- WORK TO BE COMPLETED:
The records that follow are to be repeated exactly, in full.

Segment Open

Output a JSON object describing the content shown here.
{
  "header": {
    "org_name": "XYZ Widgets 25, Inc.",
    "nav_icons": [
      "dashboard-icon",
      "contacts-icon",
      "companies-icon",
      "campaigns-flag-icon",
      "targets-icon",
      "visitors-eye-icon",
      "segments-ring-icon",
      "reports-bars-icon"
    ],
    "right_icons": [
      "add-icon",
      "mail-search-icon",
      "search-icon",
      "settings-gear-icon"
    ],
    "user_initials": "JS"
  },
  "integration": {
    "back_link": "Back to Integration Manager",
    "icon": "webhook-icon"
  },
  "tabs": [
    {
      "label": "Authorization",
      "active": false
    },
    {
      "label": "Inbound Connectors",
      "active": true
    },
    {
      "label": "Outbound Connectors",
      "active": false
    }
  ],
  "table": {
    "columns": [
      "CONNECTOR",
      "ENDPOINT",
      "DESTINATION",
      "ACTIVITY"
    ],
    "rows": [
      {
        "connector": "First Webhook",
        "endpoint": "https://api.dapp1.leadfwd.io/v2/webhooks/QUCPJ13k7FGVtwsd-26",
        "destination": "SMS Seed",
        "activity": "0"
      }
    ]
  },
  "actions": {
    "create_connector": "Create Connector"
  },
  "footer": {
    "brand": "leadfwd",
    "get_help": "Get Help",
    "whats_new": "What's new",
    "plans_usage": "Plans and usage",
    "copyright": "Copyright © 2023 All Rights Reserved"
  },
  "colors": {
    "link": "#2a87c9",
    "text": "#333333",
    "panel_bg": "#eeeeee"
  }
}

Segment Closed

- EXPECTED ANSWER:
Output a JSON object describing the content shown here.
{
  "header": {
    "org_name": "XYZ Widgets 25, Inc.",
    "nav_icons": [
      "dashboard-icon",
      "contacts-icon",
      "companies-icon",
      "campaigns-flag-icon",
      "targets-icon",
      "visitors-eye-icon",
      "segments-ring-icon",
      "reports-bars-icon"
    ],
    "right_icons": [
      "add-icon",
      "mail-search-icon",
      "search-icon",
      "settings-gear-icon"
    ],
    "user_initials": "JS"
  },
  "integration": {
    "back_link": "Back to Integration Manager",
    "icon": "webhook-icon"
  },
  "tabs": [
    {
      "label": "Authorization",
      "active": false
    },
    {
      "label": "Inbound Connectors",
      "active": true
    },
    {
      "label": "Outbound Connectors",
      "active": false
    }
  ],
  "table": {
    "columns": [
      "CONNECTOR",
      "ENDPOINT",
      "DESTINATION",
      "ACTIVITY"
    ],
    "rows": [
      {
        "connector": "First Webhook",
        "endpoint": "https://api.dapp1.leadfwd.io/v2/webhooks/QUCPJ13k7FGVtwsd-26",
        "destination": "SMS Seed",
        "activity": "0"
      }
    ]
  },
  "actions": {
    "create_connector": "Create Connector"
  },
  "footer": {
    "brand": "leadfwd",
    "get_help": "Get Help",
    "whats_new": "What's new",
    "plans_usage": "Plans and usage",
    "copyright": "Copyright © 2023 All Rights Reserved"
  },
  "colors": {
    "link": "#2a87c9",
    "text": "#333333",
    "panel_bg": "#eeeeee"
  }
}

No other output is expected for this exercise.